A Mexican journalist was murdered Tuesday in the southern state of Tabasco, the governor said, as the country mourned acclaimed reporter and writer Javier Valdez on the first anniversary of his killing.
Juan Carlos Huerta was shot dead as he left his home in a suburb of the city of Villahermosa, said the state government.
He is at least the fourth reporter killed this year in what has become one of the world's most dangerous countries for the press, according to activists.
"I deeply regret this latest crime," said Tabasco governor Arturo Nunez.
"Juan Carlos was a top journalist ... you could also say a friend."
Police have blocked all roads out of the city and are searching for a vehicle apparently used in the attack, Nunez told journalists.
"It was not a robbery.
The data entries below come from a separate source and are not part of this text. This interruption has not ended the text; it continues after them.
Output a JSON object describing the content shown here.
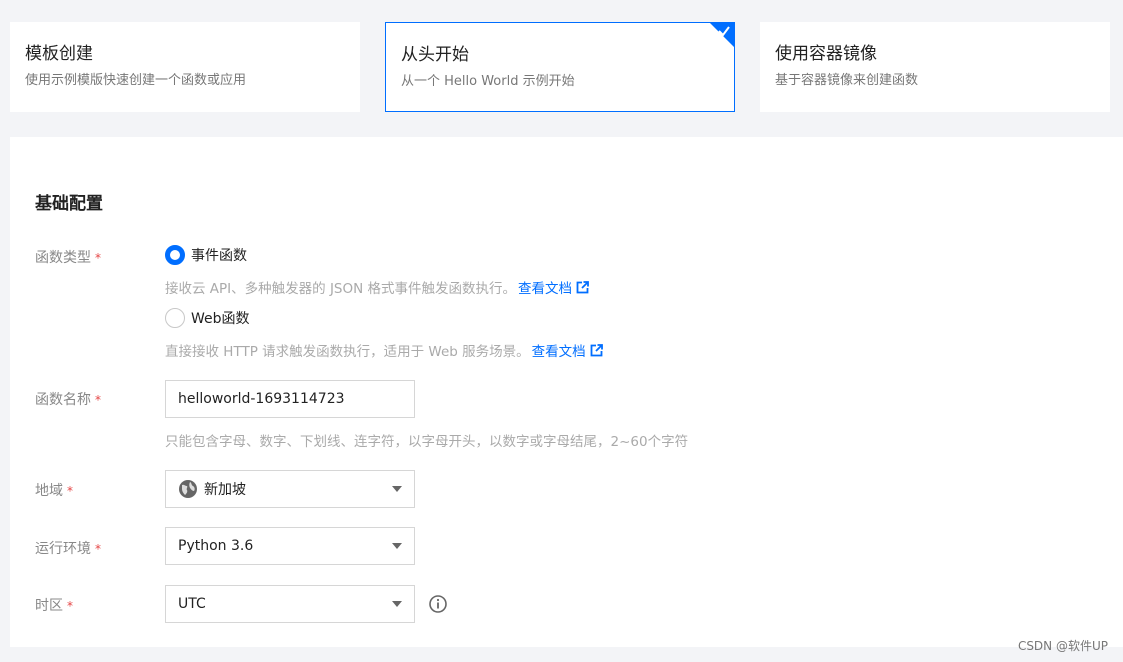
{
  "cards": [
    {
      "title": "模板创建",
      "desc": "使用示例模版快速创建一个函数或应用",
      "selected": false
    },
    {
      "title": "从头开始",
      "desc": "从一个 Hello World 示例开始",
      "selected": true
    },
    {
      "title": "使用容器镜像",
      "desc": "基于容器镜像来创建函数",
      "selected": false
    }
  ],
  "section": {
    "title": "基础配置"
  },
  "required_mark": "*",
  "function_type": {
    "label": "函数类型",
    "options": [
      {
        "label": "事件函数",
        "hint": "接收云 API、多种触发器的 JSON 格式事件触发函数执行。",
        "link": "查看文档",
        "checked": true
      },
      {
        "label": "Web函数",
        "hint": "直接接收 HTTP 请求触发函数执行，适用于 Web 服务场景。",
        "link": "查看文档",
        "checked": false
      }
    ]
  },
  "function_name": {
    "label": "函数名称",
    "value": "helloworld-1693114723",
    "hint": "只能包含字母、数字、下划线、连字符，以字母开头，以数字或字母结尾，2~60个字符"
  },
  "region": {
    "label": "地域",
    "value": "新加坡",
    "icon": "globe-icon"
  },
  "runtime": {
    "label": "运行环境",
    "value": "Python 3.6"
  },
  "timezone": {
    "label": "时区",
    "value": "UTC",
    "info_icon": "info-icon"
  },
  "watermark": "CSDN @软件UP",
  "colors": {
    "accent": "#006eff",
    "required": "#e54545"
  }
}
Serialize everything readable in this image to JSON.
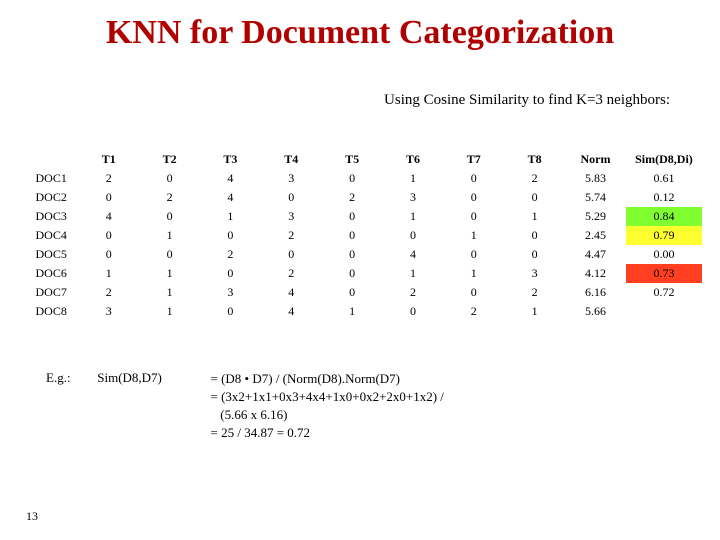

They came to execute him," he said.
Huerta was a 45-year-old radio and television journalist with a wife and two children, according to Mexican media reports.
Since 2000, more than 100 journalists have been murdered in Mexico, where asking questions about government corruption or powerful drug cartels can mean risking one's life.
Last year there were at least 11 victims, making it the deadliest country in the world for the press after Syria, according to watchdog group Reporters Without Borders.
Valdez, an internationally recognized journalist and author of several books, was shot dead on May 15, 2017 near the offices of the newspaper he co-founded, Riodoce, in the violent northwestern state of Sinaloa.
He was one of the most prominent chroniclers of Mexico's deadly drug war in a state where Joaquin "El Chapo" Guzman, now imprisoned in the United States, once reigned.
Protesters are marking the anniversary of Valdez's death with a series of marches around the country, calling on the authorities to punish those responsible and stop the wave of violence.
Mexican journalist Javier Valdez, in a photo taken on November 27, 2016, was a chronicler of Mexico's drug war before his murder in 2017